stormy weather. we are talking about severe thunderstorms, hail and gusty winds. we have heavy rain warnings in effect across the southern uk. the stormy weather here will likely continue for the rest of the week. somewhere else that's been dealing with stormy weather is the balkan peninsula and some of it will also be spread into turkey over the next 24 hours. and then a wintry mix and snow is producing -- is falling across finland and sweden. that will be dissipating by wednesday night. stockholm will be escaping. getting up to 12 degrees in moscow and the same goes for warsaw. now before i wrap up, i want to show you some unusual sights from the heavens. these pictures released by nasa on monday show a powerful solar flare that elised an eruption of superheated plasma from the

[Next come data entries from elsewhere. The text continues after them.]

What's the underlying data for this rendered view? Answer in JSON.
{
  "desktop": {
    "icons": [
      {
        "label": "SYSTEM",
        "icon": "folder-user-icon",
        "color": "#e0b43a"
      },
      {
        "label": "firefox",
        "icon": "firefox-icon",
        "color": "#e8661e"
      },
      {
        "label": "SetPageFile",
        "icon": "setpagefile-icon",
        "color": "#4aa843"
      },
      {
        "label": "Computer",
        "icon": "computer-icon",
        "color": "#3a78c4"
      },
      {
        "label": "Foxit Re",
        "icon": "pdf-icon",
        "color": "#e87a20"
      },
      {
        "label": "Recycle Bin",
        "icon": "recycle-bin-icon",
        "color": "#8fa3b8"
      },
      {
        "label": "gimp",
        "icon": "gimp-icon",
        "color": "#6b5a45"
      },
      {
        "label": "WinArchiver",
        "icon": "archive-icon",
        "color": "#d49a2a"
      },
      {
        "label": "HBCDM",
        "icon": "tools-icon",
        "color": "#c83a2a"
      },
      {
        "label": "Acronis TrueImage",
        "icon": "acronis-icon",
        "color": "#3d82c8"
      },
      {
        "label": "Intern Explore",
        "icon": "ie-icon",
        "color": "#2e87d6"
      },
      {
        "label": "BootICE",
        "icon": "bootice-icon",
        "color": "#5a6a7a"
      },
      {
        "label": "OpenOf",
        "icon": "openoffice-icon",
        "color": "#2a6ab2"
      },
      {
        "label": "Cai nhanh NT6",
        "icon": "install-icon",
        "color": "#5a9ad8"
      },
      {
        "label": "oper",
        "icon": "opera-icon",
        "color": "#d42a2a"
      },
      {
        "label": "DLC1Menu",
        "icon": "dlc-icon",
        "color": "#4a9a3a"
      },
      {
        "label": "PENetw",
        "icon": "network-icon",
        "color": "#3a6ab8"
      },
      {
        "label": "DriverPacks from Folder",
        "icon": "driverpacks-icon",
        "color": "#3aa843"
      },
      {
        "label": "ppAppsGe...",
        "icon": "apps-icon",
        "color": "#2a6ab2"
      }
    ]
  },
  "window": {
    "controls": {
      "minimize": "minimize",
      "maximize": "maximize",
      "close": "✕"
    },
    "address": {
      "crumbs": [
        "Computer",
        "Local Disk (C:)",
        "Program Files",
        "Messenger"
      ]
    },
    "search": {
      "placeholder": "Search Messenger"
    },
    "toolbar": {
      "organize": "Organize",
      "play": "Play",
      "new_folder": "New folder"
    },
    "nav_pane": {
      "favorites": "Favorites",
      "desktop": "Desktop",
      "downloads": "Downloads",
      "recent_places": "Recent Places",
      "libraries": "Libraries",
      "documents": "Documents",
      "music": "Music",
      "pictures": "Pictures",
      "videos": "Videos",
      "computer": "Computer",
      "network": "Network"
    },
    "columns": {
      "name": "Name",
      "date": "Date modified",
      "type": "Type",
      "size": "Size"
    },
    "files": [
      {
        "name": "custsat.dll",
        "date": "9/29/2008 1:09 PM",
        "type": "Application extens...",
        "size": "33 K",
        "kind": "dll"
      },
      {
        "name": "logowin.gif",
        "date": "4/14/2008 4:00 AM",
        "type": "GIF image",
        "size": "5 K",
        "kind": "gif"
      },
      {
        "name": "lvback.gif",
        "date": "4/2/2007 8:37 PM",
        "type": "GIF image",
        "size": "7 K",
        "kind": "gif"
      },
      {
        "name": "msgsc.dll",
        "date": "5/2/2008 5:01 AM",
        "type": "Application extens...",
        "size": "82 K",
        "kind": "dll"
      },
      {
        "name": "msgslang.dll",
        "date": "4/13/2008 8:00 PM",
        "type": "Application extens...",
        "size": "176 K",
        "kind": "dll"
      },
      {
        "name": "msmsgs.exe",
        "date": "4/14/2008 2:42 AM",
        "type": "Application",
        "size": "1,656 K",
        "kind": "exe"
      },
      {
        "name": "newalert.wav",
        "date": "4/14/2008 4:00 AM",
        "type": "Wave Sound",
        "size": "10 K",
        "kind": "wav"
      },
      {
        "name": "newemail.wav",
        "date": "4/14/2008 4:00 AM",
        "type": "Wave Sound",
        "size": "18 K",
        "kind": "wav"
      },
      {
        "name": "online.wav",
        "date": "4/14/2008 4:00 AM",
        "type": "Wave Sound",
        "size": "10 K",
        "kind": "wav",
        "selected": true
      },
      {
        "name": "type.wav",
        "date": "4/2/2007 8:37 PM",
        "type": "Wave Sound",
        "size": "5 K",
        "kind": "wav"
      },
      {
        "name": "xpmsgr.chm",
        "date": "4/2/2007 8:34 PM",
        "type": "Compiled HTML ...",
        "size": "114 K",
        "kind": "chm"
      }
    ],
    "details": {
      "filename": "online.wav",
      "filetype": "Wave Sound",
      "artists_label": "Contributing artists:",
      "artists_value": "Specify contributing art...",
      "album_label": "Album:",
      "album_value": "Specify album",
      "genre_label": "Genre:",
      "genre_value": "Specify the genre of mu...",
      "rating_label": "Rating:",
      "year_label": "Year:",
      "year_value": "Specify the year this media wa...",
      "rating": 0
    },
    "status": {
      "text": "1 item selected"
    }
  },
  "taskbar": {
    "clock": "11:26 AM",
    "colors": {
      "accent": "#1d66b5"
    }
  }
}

our top stories once again -- north korea has reacted angrily to the u.n. security council's presidential statement condemning the country's rocket launch last friday. north korea's foreign ministry criticized the presidential statement that accused the north of conducting a long-range missile test disguised as a satellite launch. the foreign minister's statement says north korea totally rejects the council's violation of the north's legitimate right to launch satellites. north korea criticized the united states for suspending the food aid it promised in return for a moratorium on the north's missile and nuclear programs. the statement says north korea is no longer bound to the agreement that was reached to february. it also says north korea is now able to take the necessary retaliatory steps but does not give any details. the measures could lead stepped up uranium enrichment, a nuclear
test and other provocative acts to keep the u.s. in check. a senior u.s. state department official says he isn't surprised that north korea is abandoning the february agreement. he also discussed concerns that the country is preparing for a nuclear test. >> we can't preclude anything at this point but, again, very clearly, reminding them of their obligations under existing u.n. security council resolutions and also very clearly conveying the fact that security councils would take appropriate actions. >> toner hinted at the possibility of additional sanctions if the country resorts to further provocations. he also confirmed that the u.s. suspended its plan to send food aid, but he did not say whether the u.s. government will abandon the rest of the bilateral agreement. finance ministers from the group of 20 nations will try to reinforce protections against another debt crisis. they'll meet on thursday in
washington. u.s. treasury undersecretary brainerd said the world economic outlook has improved concerns over the european debt crisis, have eased slightly. but the global recovery remains week. brainerd praised an agreement by eurozone members to expand their own rescue fund. they should make sure austerity measures don't dampen economic growth. she urged member nations to work harder to shore up their single currency, the euro. she said they need to do everything possible to avoid another crisis. g-20 ministers and bank governors will focus on boosting the lending power of the international monetary fund. and that's all for now on this edition of "newsline." i'm yuko aotani in tokyo. we'll be back with more news in half an hour, so do join us then. thank you very much for watching.